It’s been over one month since Congress passed the Families First Coronavirus Response Act (FFCRA) on March 18, which aimed to help those who work in companies with less than 500 people afford to stay home during the coronavirus pandemic. In the past month, we’ve seen how the act has fallen short in supporting working-class and poor Latinos, especially those employed at companies like Amazon, with over 500 employees.

The FFCRA gives full-time and part-time workers up to two additional weeks of “emergency sick time,” in an effort to ensure people stay home if they have contracted the virus. It also seeks to help those who miss time working, have to take time for childcare, or experience loss of income due to the coronavirus.
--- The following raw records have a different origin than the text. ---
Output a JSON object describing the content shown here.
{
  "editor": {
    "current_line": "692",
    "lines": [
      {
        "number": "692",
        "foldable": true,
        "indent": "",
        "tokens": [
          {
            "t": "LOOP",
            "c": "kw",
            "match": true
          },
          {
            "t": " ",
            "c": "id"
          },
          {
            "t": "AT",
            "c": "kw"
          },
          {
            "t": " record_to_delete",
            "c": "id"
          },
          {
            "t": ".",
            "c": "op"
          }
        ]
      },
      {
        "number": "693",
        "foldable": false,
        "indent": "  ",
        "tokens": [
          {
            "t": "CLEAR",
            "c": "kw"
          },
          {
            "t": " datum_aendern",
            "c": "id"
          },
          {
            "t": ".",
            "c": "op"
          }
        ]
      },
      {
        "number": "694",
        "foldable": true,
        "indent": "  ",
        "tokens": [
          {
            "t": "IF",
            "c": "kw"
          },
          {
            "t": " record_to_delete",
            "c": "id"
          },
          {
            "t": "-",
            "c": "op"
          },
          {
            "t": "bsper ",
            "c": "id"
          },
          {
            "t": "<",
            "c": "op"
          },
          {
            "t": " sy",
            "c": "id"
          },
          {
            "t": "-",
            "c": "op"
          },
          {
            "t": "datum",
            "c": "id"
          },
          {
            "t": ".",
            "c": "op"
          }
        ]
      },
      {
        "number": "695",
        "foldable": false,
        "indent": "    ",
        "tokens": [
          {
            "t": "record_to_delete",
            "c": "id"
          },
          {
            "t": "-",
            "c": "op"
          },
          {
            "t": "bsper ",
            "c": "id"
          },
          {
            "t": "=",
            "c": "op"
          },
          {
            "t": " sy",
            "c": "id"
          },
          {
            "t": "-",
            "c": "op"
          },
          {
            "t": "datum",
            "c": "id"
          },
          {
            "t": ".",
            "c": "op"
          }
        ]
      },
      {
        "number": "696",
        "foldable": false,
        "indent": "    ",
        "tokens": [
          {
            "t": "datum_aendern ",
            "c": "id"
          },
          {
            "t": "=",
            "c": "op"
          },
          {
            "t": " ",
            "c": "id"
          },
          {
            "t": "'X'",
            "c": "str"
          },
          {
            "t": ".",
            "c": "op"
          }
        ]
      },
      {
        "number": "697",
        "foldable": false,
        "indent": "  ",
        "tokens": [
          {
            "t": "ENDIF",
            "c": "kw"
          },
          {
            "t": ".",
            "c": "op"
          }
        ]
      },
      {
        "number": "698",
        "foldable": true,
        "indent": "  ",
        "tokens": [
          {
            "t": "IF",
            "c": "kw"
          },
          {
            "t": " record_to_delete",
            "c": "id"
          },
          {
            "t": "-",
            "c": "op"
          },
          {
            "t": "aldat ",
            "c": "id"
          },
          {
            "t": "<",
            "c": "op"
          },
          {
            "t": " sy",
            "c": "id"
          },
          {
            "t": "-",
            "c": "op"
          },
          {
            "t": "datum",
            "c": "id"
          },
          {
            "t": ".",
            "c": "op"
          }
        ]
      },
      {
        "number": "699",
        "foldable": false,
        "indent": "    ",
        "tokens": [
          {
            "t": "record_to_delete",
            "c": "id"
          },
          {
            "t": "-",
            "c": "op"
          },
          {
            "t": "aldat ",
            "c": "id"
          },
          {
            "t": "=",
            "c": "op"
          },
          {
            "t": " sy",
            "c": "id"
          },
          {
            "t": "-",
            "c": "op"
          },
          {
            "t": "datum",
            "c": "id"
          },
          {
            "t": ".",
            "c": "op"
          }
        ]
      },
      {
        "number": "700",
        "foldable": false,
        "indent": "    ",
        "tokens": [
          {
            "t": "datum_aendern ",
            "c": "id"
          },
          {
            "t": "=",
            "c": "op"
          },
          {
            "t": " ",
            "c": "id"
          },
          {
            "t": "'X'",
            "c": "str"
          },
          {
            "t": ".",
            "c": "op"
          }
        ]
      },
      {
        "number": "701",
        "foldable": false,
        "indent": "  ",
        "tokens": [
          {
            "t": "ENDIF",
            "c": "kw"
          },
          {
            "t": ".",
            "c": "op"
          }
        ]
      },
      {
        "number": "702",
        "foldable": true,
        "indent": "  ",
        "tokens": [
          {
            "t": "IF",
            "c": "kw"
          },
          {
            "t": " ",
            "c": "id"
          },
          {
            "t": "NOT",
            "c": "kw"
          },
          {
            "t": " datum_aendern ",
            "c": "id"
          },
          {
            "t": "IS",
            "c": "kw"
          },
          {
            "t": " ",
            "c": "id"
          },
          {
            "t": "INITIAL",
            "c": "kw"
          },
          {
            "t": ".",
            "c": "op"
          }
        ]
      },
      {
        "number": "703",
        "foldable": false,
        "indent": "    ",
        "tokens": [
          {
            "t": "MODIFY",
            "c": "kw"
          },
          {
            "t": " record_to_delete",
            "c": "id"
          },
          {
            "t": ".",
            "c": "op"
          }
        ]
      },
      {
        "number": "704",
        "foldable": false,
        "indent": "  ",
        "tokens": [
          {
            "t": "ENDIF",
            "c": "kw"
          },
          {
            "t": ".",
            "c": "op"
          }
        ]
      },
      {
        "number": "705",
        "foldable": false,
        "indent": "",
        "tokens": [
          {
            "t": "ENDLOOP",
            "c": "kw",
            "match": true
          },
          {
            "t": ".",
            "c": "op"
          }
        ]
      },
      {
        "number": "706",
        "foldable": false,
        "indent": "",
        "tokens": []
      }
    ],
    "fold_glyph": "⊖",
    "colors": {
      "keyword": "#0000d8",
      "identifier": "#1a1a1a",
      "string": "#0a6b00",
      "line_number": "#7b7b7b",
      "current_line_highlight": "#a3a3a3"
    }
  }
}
But because of the nature of the national labor force, the majority of Latinos cannot realistically work from home because many are in service fields or deemed “essential.”

The concept of an “essential worker” has been used since the beginning of the country-wide restrictions, when many workers were not afforded the privilege of following Centers for Disease Control (CDC) recommendations and staying home to avoid spreading coronavirus. Amazon workers for example, had to deliver goods across the country and are not covered by this act. 

While FFCRA covers people who work at companies with less than 500 employees, it leaves out those who need it but work at larger companies like Walmart, which employs 1.5 million in the U.S. alone. A 2017 study found that over 36% of the U.S. population worked in corporations with over 1,000 people, making them exempt from being offered the additional two weeks of sick time. And what’s more, the act does nothing to protect the estimated 3 million workers who will lose their jobs by the summer.  

In the month since this law was passed, more data has uncovered how Latinos are amongst the most affected by this virus. These findings bode poorly with the law’s exclusion of so many people, especially Latinos and undocumented people who often hold blue-collar jobs in the food industry without health benefits.

Beyond grocery stores and restaurants, the act and its holes have intense repercussions for other workers. Someone working at a Starbucks inside of a Target, for example, could be expected to go into work, even though their Starbucks operations were non-essential. 

Workers across the country have protested the lack of financial support from their employers and planned a historic mass strike on May 1, or “May Day.” One of the organizers is Chris Smalls, who was fired from Amazon in what many see as retaliation for organizing a walk-out at the warehouse where he worked. He says that it’s important now more than ever to have consumers and employees “On the same side. We are doing a service for the consumers, but if we’re not healthy, we’re doing a disservice. Meaning we’re bringing this virus back to the communities.” 


Luna Olavarría Gallegos (she/her/hers) is a Content Writer for Pulso. She's a storyteller working at the intersections of culture and global politics, and has been published in The Guardian, The FADER and Remezcla. Based in New York, she’s originally from a bicultural home in New Mexico. 📧: [email protected]